Your task: Report every line of the entries that contains the word "Were".

BEGIN Source information

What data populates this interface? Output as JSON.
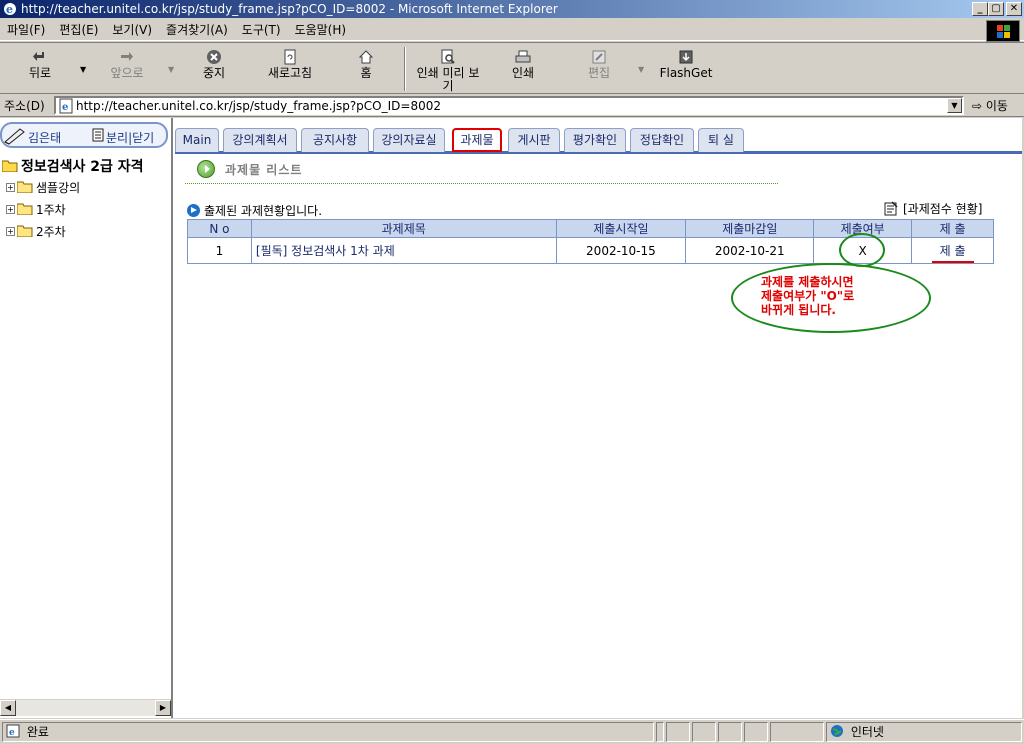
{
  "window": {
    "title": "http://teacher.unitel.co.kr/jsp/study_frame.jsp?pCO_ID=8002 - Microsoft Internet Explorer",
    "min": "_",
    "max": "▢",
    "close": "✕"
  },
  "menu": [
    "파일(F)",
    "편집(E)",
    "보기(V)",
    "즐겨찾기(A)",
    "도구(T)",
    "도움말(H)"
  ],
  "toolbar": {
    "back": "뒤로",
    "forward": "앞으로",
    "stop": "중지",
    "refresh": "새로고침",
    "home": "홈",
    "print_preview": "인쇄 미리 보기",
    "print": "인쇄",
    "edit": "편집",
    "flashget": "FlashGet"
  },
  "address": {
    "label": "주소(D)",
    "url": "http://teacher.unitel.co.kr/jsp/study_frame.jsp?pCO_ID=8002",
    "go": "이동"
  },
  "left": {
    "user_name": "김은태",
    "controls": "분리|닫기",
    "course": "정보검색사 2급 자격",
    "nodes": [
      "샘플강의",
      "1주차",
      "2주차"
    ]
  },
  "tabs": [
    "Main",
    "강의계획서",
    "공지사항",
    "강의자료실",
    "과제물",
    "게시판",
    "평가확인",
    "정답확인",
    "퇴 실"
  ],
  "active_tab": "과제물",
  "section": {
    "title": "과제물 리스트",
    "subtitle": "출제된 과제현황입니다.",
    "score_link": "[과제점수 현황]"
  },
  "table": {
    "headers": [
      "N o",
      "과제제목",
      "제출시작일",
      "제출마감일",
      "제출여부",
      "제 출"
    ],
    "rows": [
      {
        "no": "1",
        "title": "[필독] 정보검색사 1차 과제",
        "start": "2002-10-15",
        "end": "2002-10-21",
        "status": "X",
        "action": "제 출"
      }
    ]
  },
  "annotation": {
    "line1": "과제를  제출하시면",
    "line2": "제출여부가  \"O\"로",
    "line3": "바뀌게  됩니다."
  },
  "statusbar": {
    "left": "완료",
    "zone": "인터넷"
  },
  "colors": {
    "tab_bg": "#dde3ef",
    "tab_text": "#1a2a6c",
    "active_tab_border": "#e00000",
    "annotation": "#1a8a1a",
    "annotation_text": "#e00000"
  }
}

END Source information
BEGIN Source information

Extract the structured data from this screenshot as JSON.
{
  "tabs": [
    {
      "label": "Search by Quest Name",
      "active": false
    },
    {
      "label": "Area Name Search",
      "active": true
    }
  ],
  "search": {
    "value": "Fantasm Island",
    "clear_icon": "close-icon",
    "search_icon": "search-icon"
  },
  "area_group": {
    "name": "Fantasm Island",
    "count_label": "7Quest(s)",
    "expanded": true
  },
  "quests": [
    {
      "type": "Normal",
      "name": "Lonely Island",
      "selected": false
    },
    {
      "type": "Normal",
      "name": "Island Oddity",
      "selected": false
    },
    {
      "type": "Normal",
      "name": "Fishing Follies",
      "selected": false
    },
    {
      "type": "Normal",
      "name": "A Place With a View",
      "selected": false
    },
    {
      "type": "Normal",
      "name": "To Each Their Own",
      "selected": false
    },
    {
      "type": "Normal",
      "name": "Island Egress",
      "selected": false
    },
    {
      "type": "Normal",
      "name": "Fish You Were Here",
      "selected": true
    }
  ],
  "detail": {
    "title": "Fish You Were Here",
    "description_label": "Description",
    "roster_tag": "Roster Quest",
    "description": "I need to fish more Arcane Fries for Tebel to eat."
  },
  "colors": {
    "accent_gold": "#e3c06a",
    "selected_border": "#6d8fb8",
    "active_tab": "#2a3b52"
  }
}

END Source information

Reply:
      "name": "Fish You Were Here",
    "title": "Fish You Were Here",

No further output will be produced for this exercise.